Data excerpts

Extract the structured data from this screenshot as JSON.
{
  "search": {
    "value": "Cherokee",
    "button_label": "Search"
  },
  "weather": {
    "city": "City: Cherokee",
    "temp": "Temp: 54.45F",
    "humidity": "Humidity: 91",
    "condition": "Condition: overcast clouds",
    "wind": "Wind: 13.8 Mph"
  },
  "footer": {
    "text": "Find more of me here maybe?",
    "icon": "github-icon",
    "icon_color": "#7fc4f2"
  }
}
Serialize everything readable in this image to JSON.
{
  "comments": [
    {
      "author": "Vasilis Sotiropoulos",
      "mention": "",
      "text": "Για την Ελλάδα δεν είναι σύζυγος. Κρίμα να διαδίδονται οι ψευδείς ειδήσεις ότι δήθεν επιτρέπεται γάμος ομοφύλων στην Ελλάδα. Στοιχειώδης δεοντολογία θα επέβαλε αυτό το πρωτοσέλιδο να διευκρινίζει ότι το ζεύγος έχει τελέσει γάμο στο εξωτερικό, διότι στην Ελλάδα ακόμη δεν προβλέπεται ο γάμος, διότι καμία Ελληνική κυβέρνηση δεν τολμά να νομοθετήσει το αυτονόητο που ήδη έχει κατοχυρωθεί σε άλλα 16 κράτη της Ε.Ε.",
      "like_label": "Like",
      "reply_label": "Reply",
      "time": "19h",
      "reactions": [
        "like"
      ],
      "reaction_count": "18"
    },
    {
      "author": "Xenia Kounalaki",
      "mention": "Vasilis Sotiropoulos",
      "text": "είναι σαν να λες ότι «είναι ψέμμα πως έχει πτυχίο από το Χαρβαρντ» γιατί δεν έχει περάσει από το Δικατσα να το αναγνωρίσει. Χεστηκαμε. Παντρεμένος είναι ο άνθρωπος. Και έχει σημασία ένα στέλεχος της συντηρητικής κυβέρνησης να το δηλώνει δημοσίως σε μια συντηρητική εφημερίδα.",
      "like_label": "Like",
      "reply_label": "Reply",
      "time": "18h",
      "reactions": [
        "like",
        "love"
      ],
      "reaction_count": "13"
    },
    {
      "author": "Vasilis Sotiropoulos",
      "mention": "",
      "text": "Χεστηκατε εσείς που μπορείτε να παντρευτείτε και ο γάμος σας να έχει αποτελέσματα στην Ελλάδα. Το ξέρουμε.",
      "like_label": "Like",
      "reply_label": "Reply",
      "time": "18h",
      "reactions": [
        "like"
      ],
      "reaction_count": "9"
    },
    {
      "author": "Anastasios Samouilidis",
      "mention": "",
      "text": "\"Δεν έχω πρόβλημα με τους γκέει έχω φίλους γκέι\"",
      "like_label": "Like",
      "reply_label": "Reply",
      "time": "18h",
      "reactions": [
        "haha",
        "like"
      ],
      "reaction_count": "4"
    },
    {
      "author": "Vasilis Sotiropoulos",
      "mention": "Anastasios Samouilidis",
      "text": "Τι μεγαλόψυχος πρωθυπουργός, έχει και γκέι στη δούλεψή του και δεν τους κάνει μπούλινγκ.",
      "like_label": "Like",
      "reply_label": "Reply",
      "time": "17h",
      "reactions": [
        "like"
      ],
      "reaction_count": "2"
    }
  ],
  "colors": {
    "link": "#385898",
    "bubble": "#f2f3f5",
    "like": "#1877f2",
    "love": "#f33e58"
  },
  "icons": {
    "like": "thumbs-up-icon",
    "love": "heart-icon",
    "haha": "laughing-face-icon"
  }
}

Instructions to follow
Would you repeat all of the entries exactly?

Reply to the exercise
Extract the structured data from this screenshot as JSON.
{
  "search": {
    "value": "Cherokee",
    "button_label": "Search"
  },
  "weather": {
    "city": "City: Cherokee",
    "temp": "Temp: 54.45F",
    "humidity": "Humidity: 91",
    "condition": "Condition: overcast clouds",
    "wind": "Wind: 13.8 Mph"
  },
  "footer": {
    "text": "Find more of me here maybe?",
    "icon": "github-icon",
    "icon_color": "#7fc4f2"
  }
}
Serialize everything readable in this image to JSON.
{
  "comments": [
    {
      "author": "Vasilis Sotiropoulos",
      "mention": "",
      "text": "Για την Ελλάδα δεν είναι σύζυγος. Κρίμα να διαδίδονται οι ψευδείς ειδήσεις ότι δήθεν επιτρέπεται γάμος ομοφύλων στην Ελλάδα. Στοιχειώδης δεοντολογία θα επέβαλε αυτό το πρωτοσέλιδο να διευκρινίζει ότι το ζεύγος έχει τελέσει γάμο στο εξωτερικό, διότι στην Ελλάδα ακόμη δεν προβλέπεται ο γάμος, διότι καμία Ελληνική κυβέρνηση δεν τολμά να νομοθετήσει το αυτονόητο που ήδη έχει κατοχυρωθεί σε άλλα 16 κράτη της Ε.Ε.",
      "like_label": "Like",
      "reply_label": "Reply",
      "time": "19h",
      "reactions": [
        "like"
      ],
      "reaction_count": "18"
    },
    {
      "author": "Xenia Kounalaki",
      "mention": "Vasilis Sotiropoulos",
      "text": "είναι σαν να λες ότι «είναι ψέμμα πως έχει πτυχίο από το Χαρβαρντ» γιατί δεν έχει περάσει από το Δικατσα να το αναγνωρίσει. Χεστηκαμε. Παντρεμένος είναι ο άνθρωπος. Και έχει σημασία ένα στέλεχος της συντηρητικής κυβέρνησης να το δηλώνει δημοσίως σε μια συντηρητική εφημερίδα.",
      "like_label": "Like",
      "reply_label": "Reply",
      "time": "18h",
      "reactions": [
        "like",
        "love"
      ],
      "reaction_count": "13"
    },
    {
      "author": "Vasilis Sotiropoulos",
      "mention": "",
      "text": "Χεστηκατε εσείς που μπορείτε να παντρευτείτε και ο γάμος σας να έχει αποτελέσματα στην Ελλάδα. Το ξέρουμε.",
      "like_label": "Like",
      "reply_label": "Reply",
      "time": "18h",
      "reactions": [
        "like"
      ],
      "reaction_count": "9"
    },
    {
      "author": "Anastasios Samouilidis",
      "mention": "",
      "text": "\"Δεν έχω πρόβλημα με τους γκέει έχω φίλους γκέι\"",
      "like_label": "Like",
      "reply_label": "Reply",
      "time": "18h",
      "reactions": [
        "haha",
        "like"
      ],
      "reaction_count": "4"
    },
    {
      "author": "Vasilis Sotiropoulos",
      "mention": "Anastasios Samouilidis",
      "text": "Τι μεγαλόψυχος πρωθυπουργός, έχει και γκέι στη δούλεψή του και δεν τους κάνει μπούλινγκ.",
      "like_label": "Like",
      "reply_label": "Reply",
      "time": "17h",
      "reactions": [
        "like"
      ],
      "reaction_count": "2"
    }
  ],
  "colors": {
    "link": "#385898",
    "bubble": "#f2f3f5",
    "like": "#1877f2",
    "love": "#f33e58"
  },
  "icons": {
    "like": "thumbs-up-icon",
    "love": "heart-icon",
    "haha": "laughing-face-icon"
  }
}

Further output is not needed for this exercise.